Government 2, May/June 2015

Question 2

(a)  What is separation of powers?

(b)  How does it operate under the:

(i)   Presidential System of government.
(ii)   Cabinet System of government.


This was another popular question and was attempted by almost all the candidates.   The performance of the candidates who answered it was good as they really understood its demands. However, some candidates did not do well in the (b) part and they scored low marks by listing the points without further explanations. The candidates were expected to provide the following answers to the question:


(a)        (i)         It implies that the three organs of government; the legislature, the
executive and the judiciary are separated in personnel and functions.
This means that no one person or organ of government should combine
the legislative, executive and judicial functions of government.

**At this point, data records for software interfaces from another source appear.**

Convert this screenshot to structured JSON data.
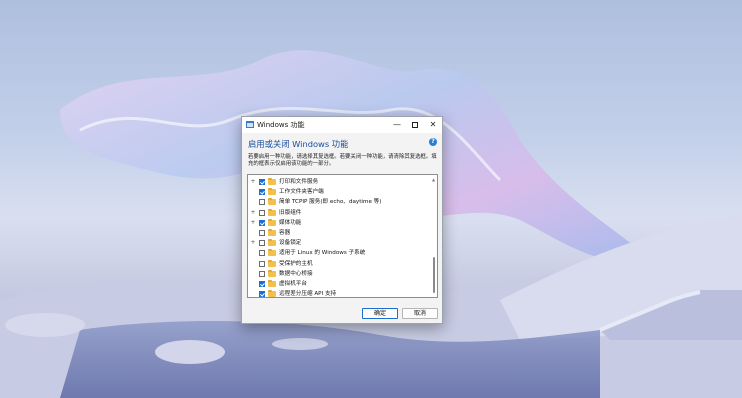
{
  "window": {
    "title": "Windows 功能"
  },
  "titlebar_buttons": {
    "minimize": "—",
    "close": "✕"
  },
  "dialog": {
    "heading": "启用或关闭 Windows 功能",
    "help": "?",
    "description": "若要启用一种功能，请选择其复选框。若要关闭一种功能，请清除其复选框。填充的框表示仅启用该功能的一部分。"
  },
  "features": [
    {
      "label": "打印和文件服务",
      "expandable": true,
      "state": "checked"
    },
    {
      "label": "工作文件夹客户端",
      "expandable": false,
      "state": "checked"
    },
    {
      "label": "简单 TCPIP 服务(即 echo、daytime 等)",
      "expandable": false,
      "state": "unchecked"
    },
    {
      "label": "旧版组件",
      "expandable": true,
      "state": "unchecked"
    },
    {
      "label": "媒体功能",
      "expandable": true,
      "state": "checked"
    },
    {
      "label": "容器",
      "expandable": false,
      "state": "unchecked"
    },
    {
      "label": "设备锁定",
      "expandable": true,
      "state": "unchecked"
    },
    {
      "label": "适用于 Linux 的 Windows 子系统",
      "expandable": false,
      "state": "unchecked"
    },
    {
      "label": "受保护的主机",
      "expandable": false,
      "state": "unchecked"
    },
    {
      "label": "数据中心桥接",
      "expandable": false,
      "state": "unchecked"
    },
    {
      "label": "虚拟机平台",
      "expandable": false,
      "state": "checked"
    },
    {
      "label": "远程差分压缩 API 支持",
      "expandable": false,
      "state": "checked"
    }
  ],
  "buttons": {
    "ok": "确定",
    "cancel": "取消"
  },
  "colors": {
    "accent": "#1c6fd0",
    "heading": "#1a4ea1",
    "highlight": "#e02020",
    "folder": "#f2c04c"
  }
}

                        Its operation in presidential system of government:

(b)(i)    (i) In Presidential system of government, the legislature makes laws, the executive applies the law, the judiciary interprets laws.
(ii)   None of the three organs of government should usurp the powers or interfere in the workings of other two organs.
(iii) No one person or organ of government to combine the legislative executive and judicial functions or powers.

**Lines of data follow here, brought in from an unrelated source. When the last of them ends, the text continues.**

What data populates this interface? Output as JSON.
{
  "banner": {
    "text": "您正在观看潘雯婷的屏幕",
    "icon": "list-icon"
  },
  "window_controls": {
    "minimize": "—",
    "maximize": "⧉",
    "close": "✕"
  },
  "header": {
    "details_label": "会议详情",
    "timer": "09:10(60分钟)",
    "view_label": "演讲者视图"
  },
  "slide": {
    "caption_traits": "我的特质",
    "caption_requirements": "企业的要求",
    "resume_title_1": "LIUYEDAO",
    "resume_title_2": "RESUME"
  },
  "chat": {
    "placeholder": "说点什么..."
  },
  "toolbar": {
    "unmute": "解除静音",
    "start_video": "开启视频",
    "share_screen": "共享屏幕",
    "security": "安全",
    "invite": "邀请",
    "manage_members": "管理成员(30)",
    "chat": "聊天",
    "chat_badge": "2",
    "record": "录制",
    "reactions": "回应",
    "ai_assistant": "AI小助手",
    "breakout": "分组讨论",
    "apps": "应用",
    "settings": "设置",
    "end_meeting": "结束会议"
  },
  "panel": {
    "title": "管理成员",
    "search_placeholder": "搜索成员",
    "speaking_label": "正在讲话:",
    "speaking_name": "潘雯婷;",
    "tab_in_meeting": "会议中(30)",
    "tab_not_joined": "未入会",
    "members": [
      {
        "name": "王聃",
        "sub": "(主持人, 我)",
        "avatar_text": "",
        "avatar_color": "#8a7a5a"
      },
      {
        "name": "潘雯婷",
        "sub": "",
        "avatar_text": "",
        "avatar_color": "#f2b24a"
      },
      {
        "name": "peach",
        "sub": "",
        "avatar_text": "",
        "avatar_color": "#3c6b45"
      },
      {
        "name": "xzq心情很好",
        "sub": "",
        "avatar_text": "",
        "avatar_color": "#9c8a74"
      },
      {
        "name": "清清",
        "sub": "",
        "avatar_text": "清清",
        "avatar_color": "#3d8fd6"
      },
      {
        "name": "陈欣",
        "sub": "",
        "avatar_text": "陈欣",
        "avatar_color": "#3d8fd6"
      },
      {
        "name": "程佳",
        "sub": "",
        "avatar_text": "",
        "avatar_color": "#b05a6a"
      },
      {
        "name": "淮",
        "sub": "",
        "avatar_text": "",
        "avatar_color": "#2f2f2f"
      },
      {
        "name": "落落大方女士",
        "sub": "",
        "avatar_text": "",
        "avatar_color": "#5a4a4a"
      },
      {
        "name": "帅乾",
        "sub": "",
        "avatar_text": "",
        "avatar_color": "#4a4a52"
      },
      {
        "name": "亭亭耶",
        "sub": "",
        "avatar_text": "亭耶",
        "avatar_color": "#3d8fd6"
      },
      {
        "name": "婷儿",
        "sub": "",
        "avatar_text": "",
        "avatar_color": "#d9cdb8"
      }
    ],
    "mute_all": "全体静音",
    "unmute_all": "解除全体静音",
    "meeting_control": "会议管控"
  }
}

                        The operation of separation of powers in Cabinet System of government:

(b)(ii) (i)  There is no strict separation of powers in a cabinet system of government.
(ii) Individuals can operate in two or more organs of government.
(iii) There is fusion of powers in the discharge of responsibilities.
(iv)  Members of cabinet are also part of the legislature.
(v) In Britain, the Lord Chancellor who is the head of the judicial arm of government is also a member of the legislature and the executive.